Autism rates have been on the rise for years, but that may be changing. A new study indicates that the prevalence of school-age children with autism is the same as previous years.
Autism can be a difficult condition to track. One of the ways the CDC attempts to do so is by watching 11 diverse communities and recording data about the prevalence of autism in school-age children. For the last two years, this data showed that about one child in 68 is on the autism spectrum. New data in 2016 showed the same rates, suggesting that autism prevalence may have hit a plateau.
The cause of rising autism rates has long been a mystery to researchers. Some of it can be attributed to better awareness and more accurate diagnoses, particularly when compared to the 1970s and earlier, when only children with severe cognitive and behavioral difficulties were identified as having autism. Other research has indicated environmental factors. The exact causes remain elusive, however.

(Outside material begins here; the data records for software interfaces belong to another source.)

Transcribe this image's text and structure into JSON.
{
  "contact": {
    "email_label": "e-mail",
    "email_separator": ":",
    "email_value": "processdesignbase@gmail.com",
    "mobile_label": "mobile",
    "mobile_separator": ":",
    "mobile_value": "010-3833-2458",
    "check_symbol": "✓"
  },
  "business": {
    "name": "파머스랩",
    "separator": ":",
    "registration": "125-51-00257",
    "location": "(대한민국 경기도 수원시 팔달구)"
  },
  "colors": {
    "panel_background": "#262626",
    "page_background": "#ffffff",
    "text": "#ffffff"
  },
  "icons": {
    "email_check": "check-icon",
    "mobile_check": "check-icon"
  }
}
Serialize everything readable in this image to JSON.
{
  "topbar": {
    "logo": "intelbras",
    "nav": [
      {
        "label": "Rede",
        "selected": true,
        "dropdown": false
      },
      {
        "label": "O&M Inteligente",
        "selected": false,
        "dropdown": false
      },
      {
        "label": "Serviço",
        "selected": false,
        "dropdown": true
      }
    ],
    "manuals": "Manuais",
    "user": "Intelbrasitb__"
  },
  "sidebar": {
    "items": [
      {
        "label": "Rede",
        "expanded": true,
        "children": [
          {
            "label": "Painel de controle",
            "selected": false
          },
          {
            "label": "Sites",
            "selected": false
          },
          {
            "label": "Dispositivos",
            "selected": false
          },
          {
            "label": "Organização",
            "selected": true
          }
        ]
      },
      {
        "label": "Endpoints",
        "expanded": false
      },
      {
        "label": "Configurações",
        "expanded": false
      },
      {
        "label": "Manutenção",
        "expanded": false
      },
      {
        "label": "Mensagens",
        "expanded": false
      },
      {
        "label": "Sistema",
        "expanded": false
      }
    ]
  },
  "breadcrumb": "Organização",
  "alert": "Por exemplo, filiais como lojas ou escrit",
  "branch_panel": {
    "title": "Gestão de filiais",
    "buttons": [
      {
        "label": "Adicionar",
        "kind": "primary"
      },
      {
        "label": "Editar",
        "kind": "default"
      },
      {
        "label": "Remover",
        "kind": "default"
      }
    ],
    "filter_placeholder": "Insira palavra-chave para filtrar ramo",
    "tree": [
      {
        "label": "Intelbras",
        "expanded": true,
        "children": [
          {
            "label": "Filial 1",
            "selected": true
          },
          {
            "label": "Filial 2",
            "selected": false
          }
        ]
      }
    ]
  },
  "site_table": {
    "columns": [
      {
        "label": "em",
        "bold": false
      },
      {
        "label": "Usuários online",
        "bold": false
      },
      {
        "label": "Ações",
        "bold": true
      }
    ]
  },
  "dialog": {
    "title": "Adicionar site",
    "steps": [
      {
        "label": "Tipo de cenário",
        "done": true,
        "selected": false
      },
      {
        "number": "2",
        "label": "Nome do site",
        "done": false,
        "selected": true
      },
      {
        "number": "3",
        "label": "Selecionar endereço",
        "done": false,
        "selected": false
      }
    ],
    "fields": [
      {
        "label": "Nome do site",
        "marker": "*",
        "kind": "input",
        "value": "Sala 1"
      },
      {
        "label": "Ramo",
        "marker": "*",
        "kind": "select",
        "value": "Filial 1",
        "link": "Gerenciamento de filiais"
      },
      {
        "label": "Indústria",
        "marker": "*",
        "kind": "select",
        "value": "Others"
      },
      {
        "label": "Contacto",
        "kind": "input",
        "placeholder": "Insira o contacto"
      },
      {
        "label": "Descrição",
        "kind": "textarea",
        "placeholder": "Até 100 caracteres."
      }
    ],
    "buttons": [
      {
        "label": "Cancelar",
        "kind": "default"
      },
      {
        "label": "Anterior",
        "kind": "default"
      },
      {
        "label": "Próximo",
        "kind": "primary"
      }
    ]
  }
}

The new data from the CDC is promising, but it remains too soon to tell for sure whether autism rates really have plateaued. The study that produced them only looks at those 11 communities, and autism rates vary even within those places. More research is needed to get a full picture of the prevalence of autism.
The 2016 data also suggests that some children with autism may still be falling through the cracks. Researchers believe that autism rates are fairly steady throughout the United States, so communities that appear to have lower rates may be failing to identify kids. White children also have a higher chance of being diagnosed with autism than children of other races, which also suggests that some kids may not be getting correct diagnoses.
Medical researchers are still working to understand the causes of autism, but rates may have steadied for now. Visit this page to learn more about the prevalence of autism.
Our information about autism prevalence has been updated. Learn more here!
The Autism Site is a place where people can come together to support people who are affected by autism spectrum disorder. In addition to sharing inspiring stories, shopping for the cause, and signing petitions, visitors can take just a moment each day to click on the red button to provide therapy for children and families living with autism spectrum disorders. Visit The Autism Site and click today - it's free!